++++ Listed entries

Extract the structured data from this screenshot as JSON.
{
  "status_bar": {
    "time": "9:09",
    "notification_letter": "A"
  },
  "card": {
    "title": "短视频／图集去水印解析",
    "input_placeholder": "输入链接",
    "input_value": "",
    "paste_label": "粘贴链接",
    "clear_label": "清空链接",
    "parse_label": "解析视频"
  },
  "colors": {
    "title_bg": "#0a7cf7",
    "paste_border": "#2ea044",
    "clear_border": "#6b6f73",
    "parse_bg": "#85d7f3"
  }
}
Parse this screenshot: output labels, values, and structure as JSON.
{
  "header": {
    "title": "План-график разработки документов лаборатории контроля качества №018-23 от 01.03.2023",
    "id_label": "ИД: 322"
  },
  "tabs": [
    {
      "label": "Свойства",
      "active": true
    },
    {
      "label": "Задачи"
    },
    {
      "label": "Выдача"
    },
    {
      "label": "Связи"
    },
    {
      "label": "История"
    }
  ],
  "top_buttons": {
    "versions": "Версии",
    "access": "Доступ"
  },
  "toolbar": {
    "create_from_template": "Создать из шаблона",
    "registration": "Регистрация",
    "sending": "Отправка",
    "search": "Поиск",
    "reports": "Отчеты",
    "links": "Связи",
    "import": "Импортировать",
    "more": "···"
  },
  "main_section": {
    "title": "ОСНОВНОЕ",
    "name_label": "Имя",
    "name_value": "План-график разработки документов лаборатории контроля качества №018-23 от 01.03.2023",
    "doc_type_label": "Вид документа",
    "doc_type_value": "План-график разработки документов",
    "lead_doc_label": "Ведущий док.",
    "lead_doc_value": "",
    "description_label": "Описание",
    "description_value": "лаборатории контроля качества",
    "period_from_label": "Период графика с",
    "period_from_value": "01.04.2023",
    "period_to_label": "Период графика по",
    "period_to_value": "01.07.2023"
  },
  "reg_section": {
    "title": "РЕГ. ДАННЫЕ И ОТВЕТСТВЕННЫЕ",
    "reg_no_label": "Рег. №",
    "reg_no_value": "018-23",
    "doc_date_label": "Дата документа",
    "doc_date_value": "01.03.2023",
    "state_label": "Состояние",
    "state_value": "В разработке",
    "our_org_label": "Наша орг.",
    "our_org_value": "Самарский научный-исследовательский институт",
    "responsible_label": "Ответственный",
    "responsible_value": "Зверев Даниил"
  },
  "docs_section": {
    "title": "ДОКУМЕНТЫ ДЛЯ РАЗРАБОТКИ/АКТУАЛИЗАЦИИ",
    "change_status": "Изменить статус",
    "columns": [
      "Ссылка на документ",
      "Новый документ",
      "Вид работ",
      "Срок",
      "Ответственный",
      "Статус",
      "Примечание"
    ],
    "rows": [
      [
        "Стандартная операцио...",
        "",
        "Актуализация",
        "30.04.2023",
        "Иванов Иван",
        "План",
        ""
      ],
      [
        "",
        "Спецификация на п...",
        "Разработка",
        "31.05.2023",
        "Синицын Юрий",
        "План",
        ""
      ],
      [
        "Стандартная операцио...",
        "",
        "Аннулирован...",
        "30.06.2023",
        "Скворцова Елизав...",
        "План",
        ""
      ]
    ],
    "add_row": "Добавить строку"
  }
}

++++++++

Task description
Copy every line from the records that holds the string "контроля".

Answer box
    "title": "План-график разработки документов лаборатории контроля качества №018-23 от 01.03.2023",
    "name_value": "План-график разработки документов лаборатории контроля качества №018-23 от 01.03.2023",
    "description_value": "лаборатории контроля качества",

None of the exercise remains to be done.